Meet the Lawyers

My name is Benham Sims and I am the lawyer who helped write and pass expungement reform in Kentucky. I was the lawyer tasked by the Bill's sponsor to secure labor and business support. I was the Kentucky lawyer who testified for the Bill's passage to the House Judiciary Committee. I spent years lobbying and meeting with legislative leaders, Governors, business, civic, and labor leaders to secure their support for this bill. Expungement is my passion in the law. I want to help you.

I am also a former Judge and Prosecutor. I was Special Counsel to the Kentucky DUI Task Force, Police Prosecutor of the Year, MADD Prosecutor of the Year, and the youngest recipient of Kentucky's Outstanding Public Servant Award presented by Attorney General Ben Chandler on behalf of the Kentucky Prosecutor's Advisory Council. I was appointed by Governor Beshear as a Special Justice on the Kentucky Supreme Court and served as Audit Chair and Vice-Chair of the Kentucky Lottery Board. In private practice, I am a five-time winner of the Louisville Magazine Best Lawyers Award. My whole career has been devoted to improving the criminal justice system in Kentucky.

While I am proud of my career, the issue that means the most to me as a lawyer and as a Kentuckian has been my work helping people just like you expunge their Kentucky Criminal Record. I know through my research on this issue and my experience in our courts, that securing an expungement will result in a 50% increase in your likelihood of securing employment and lead to you making on average 25% more money within two years of expunging your record. I know that by being able to secure full-time employment with a good job and benefits, you are no more likely to re-offend than the Judge who sentenced you. Securing an expungement is transformative for the individuals and their families. It means that people can vote, hunt with their families, volunteer at their children's school, and most of all to close the door on that chapter of their lives. This is simply the most meaningful work I could ever do as a lawyer.

I want to help you and help you as fast as the statutes will permit. I will incorporate your Kentucky Criminal record into the email I send you later today. Please carefully review your Courtnet 2.0 record I will be sending you. While Courtnet's database is quite good in documenting charges committed after 1998, if your charge predates 1998, we will likely find those charges on the Kentucky Administrative Office of the Courts Criminal Record and the Kentucky State Police Certificate of Expungement Eligibility. We are required to order and pay ($42.50) for these records and are required by statute to affix them to every petition for expungement of a conviction in Kentucky.

Finally, I can see things that other lawyers might miss because I helped write House Bill 40 and because I have reviewed thousands of records in my career.
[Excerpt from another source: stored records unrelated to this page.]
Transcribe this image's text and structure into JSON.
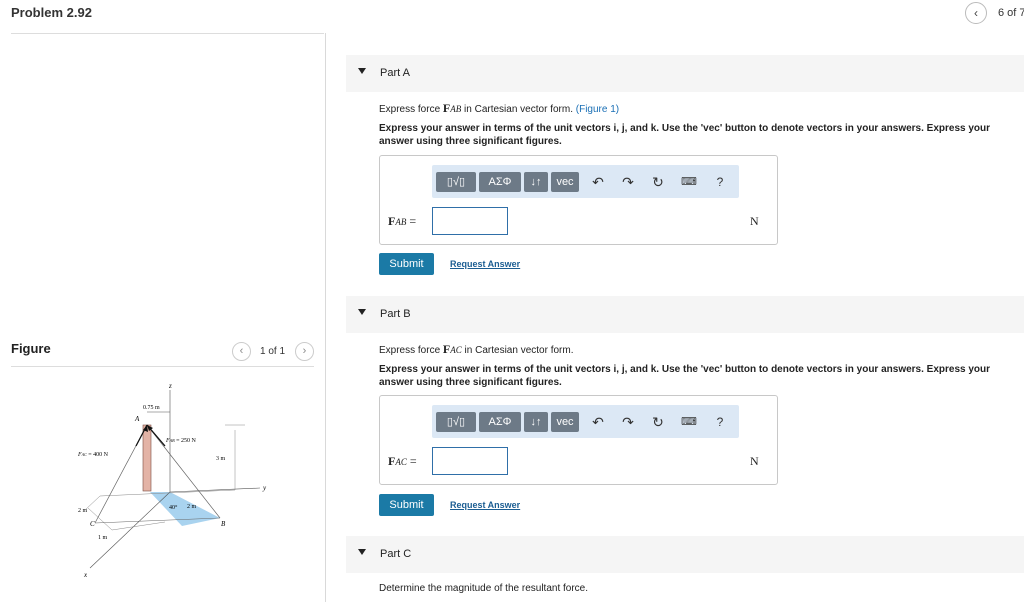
{
  "header": {
    "title": "Problem 2.92",
    "prev_icon": "chevron-left-icon",
    "page_count": "6 of 7"
  },
  "figure_panel": {
    "heading": "Figure",
    "count": "1 of 1",
    "prev_icon": "chevron-left-icon",
    "next_icon": "chevron-right-icon",
    "labels": {
      "z": "z",
      "y": "y",
      "x": "x",
      "A": "A",
      "B": "B",
      "C": "C",
      "d075": "0.75 m",
      "fab": "F",
      "fab_sub": "AB",
      "fab_val": "= 250 N",
      "fac": "F",
      "fac_sub": "AC",
      "fac_val": "= 400 N",
      "d3": "3 m",
      "d2a": "2 m",
      "d2b": "2 m",
      "d1": "1 m",
      "angle": "40°"
    }
  },
  "toolbar": {
    "templates": "▯√▯",
    "symbols": "ΑΣΦ",
    "sort": "↓↑",
    "vec": "vec",
    "undo_icon": "undo-icon",
    "redo_icon": "redo-icon",
    "reset_icon": "reset-icon",
    "keyboard_icon": "keyboard-icon",
    "help": "?"
  },
  "parts": [
    {
      "label": "Part A",
      "question": "Express force ",
      "force_symbol": "F",
      "force_sub": "AB",
      "question_tail": " in Cartesian vector form. ",
      "figure_link": "(Figure 1)",
      "instructions": "Express your answer in terms of the unit vectors i, j, and k. Use the 'vec' button to denote vectors in your answers. Express your answer using three significant figures.",
      "answer_label": "F",
      "answer_sub": "AB",
      "equals": " =",
      "answer_value": "",
      "unit": "N",
      "submit": "Submit",
      "request": "Request Answer"
    },
    {
      "label": "Part B",
      "question": "Express force ",
      "force_symbol": "F",
      "force_sub": "AC",
      "question_tail": " in Cartesian vector form.",
      "instructions": "Express your answer in terms of the unit vectors i, j, and k. Use the 'vec' button to denote vectors in your answers. Express your answer using three significant figures.",
      "answer_label": "F",
      "answer_sub": "AC",
      "equals": " =",
      "answer_value": "",
      "unit": "N",
      "submit": "Submit",
      "request": "Request Answer"
    },
    {
      "label": "Part C",
      "question": "Determine the magnitude of the resultant force."
    }
  ]
}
I deal with judges, prosecutors, clerks all over the Commonwealth. I work with supervisors in the records divisions of the Kentucky Administrative Office of the Court and the Kentucky State Police as well as courthouses throughout the Commonwealth. I hope to see problems in your case that other lawyers will not see for months. We can correct it now and make you eligible for expungement faster. Just call me or text me at (502) 648-1759.

I look forward to working with you!

Chairman Benham J, Sims, III testifies before the House Judiciary Committee being introduced by House Bill 40 Expungement Bill Sponsor House. Judiciary Chairman the late Rep. Darryl Owens. Also testifying is Greather Louisville Inc President, Sarah Davasher-Wisdom.

Chairman Benham J. Sims with his grandfather and Kentucky Civil Rights Legend, Congressman and famed lawyer John Y. Brown, Sr

Benham J. Sims with his wife former Jefferson Circuit Family Judge Deborah Deweese

Judge Benham Sims being introduced at his induction ceremony by his uncle Governor John Y. Brown, Jr.

Founder and Chairman Benham Sims, introducing his Uncle John Y. Brown on winning the Kentucky Civil Rights Award for Governor Brown and his grandfather Congressman John Y. Brown, Sr for Authorship and passage of the first Civil Rights Bill passed in the Sounth in 1966. House Bill 1 in 1966 was called the most important and progressive piece of legislation passed in the South since the Civil War in a telegram sent to Kentucky Governor Ned Breathett by Dr. Martin Luther King.